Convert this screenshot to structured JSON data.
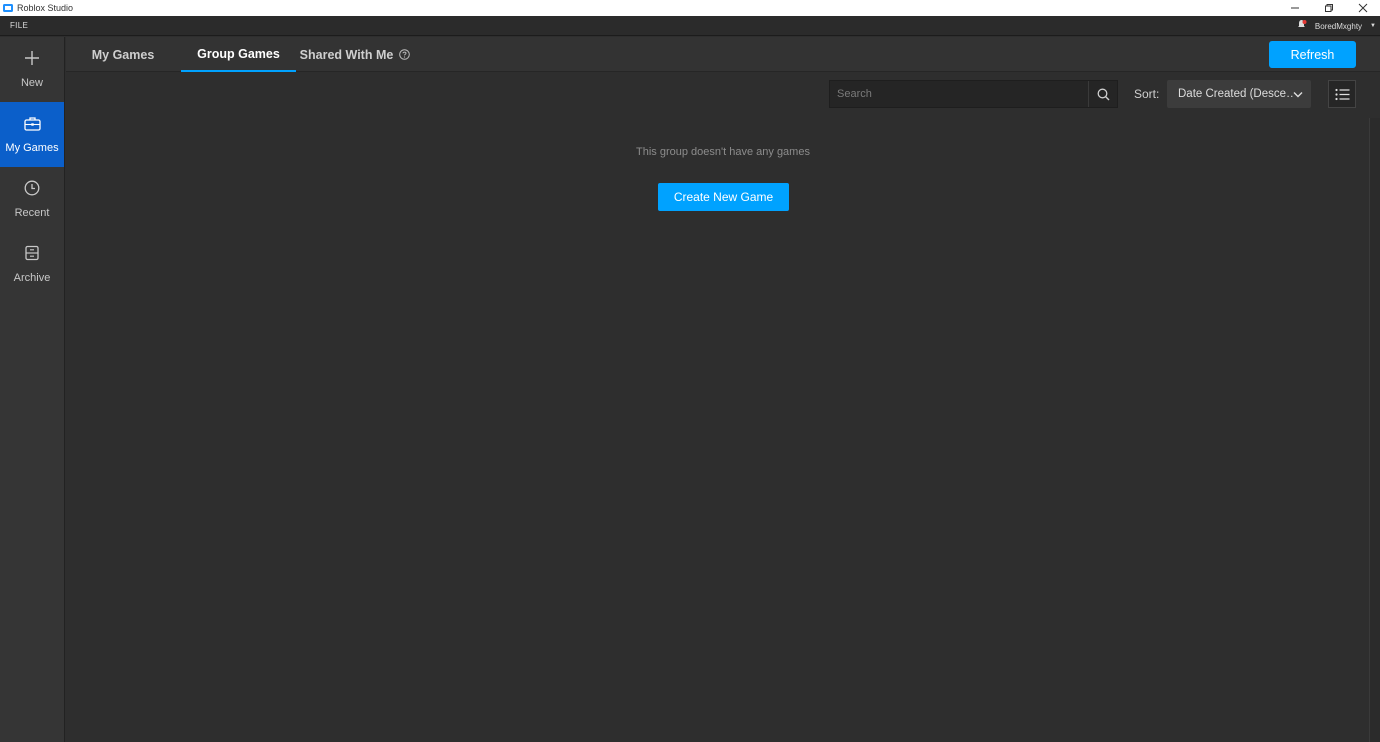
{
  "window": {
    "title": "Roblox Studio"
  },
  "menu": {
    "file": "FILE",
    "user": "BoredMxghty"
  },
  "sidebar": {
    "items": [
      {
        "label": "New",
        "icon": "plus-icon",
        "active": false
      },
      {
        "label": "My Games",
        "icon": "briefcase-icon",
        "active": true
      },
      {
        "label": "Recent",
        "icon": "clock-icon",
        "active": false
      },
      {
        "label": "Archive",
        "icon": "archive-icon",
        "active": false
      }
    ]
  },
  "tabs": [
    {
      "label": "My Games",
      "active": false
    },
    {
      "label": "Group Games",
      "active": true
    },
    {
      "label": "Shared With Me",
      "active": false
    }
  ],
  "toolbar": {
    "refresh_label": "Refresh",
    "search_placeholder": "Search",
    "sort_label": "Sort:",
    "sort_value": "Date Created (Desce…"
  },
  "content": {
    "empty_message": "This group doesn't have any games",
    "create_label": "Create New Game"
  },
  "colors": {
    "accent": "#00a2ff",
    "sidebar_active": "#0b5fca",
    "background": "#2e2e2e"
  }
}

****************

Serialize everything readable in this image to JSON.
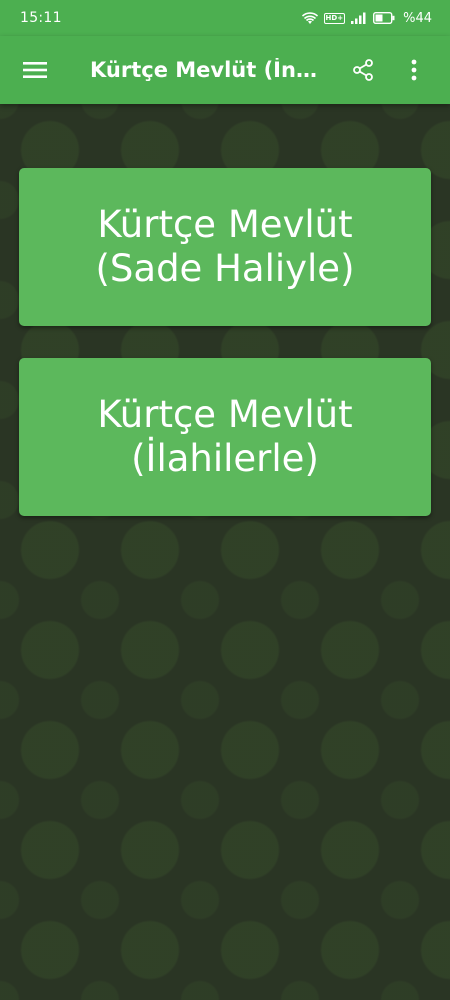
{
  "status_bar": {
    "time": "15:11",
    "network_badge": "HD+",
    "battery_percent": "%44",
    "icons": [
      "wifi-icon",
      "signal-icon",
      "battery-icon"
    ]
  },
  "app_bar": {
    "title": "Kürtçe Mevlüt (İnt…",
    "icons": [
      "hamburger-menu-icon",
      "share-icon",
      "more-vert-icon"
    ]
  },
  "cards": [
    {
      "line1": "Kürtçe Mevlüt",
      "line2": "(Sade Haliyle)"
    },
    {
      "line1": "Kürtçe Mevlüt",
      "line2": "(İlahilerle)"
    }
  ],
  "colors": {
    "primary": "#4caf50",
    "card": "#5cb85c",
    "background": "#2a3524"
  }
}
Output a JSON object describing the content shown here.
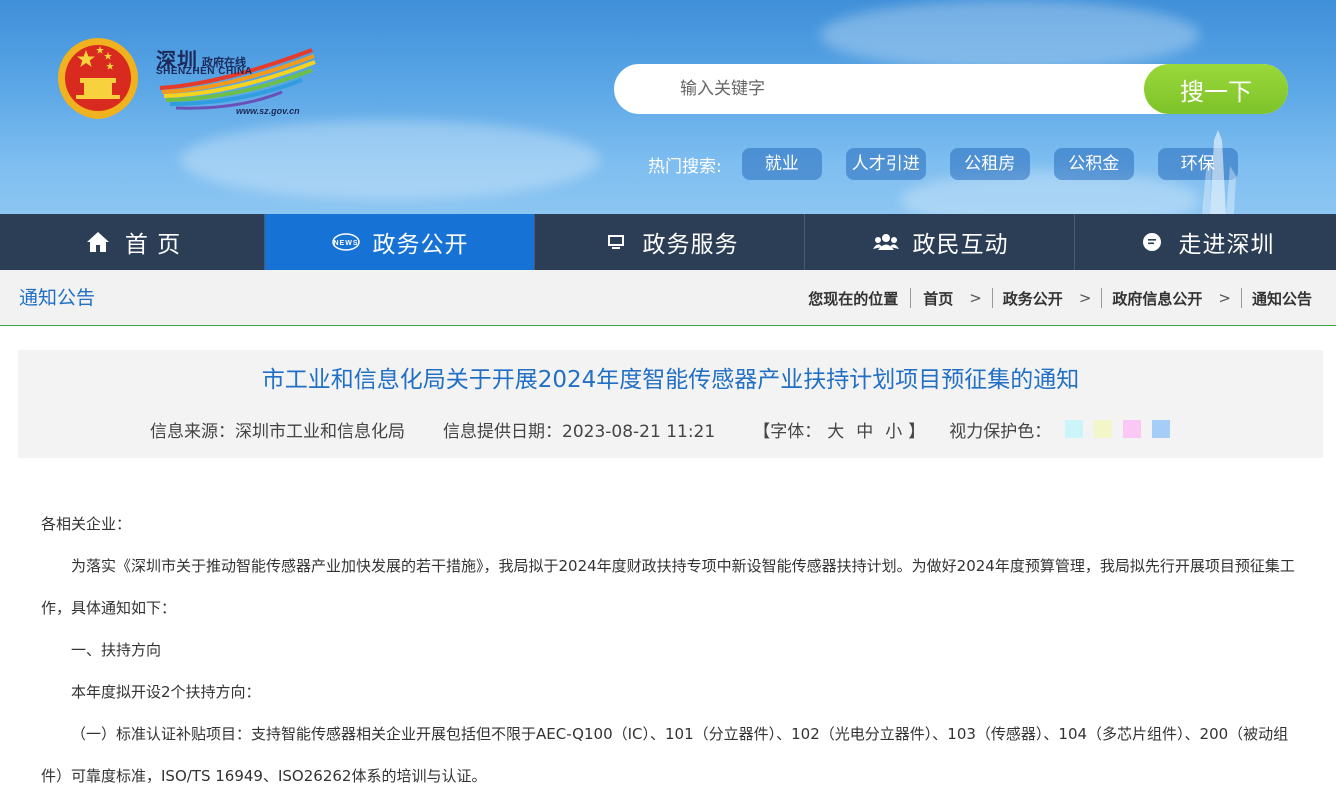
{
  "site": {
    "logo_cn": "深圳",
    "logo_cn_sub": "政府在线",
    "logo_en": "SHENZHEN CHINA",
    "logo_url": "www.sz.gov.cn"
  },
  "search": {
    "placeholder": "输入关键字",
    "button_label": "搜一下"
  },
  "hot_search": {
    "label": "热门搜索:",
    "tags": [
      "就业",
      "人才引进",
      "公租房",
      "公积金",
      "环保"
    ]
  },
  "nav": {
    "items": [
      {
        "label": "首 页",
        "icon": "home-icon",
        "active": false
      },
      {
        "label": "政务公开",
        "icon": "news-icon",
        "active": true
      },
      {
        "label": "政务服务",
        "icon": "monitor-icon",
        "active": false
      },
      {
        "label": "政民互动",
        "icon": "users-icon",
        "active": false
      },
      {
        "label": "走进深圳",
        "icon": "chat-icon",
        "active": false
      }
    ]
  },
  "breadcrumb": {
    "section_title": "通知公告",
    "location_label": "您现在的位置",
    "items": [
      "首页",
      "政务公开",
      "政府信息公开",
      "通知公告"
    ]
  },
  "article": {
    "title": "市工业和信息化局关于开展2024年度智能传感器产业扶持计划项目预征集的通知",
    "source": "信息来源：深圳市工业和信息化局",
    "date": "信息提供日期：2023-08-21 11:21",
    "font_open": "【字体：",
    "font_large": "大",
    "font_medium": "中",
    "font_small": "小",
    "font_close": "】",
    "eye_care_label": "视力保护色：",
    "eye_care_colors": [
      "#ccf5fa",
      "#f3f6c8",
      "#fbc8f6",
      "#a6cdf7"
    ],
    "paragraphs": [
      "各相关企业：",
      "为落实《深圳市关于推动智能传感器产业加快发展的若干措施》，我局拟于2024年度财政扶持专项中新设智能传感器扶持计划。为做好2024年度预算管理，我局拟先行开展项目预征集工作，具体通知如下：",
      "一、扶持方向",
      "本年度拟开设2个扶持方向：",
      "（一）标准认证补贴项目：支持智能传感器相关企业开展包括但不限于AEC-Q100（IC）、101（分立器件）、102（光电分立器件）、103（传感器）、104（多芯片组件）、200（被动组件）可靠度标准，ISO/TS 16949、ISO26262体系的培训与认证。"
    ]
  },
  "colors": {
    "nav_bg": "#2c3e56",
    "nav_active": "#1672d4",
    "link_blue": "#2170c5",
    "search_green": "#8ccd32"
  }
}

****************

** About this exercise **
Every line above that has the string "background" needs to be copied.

** Response area **
    "background": "#2e2e2e"
    "background": "#2a3524"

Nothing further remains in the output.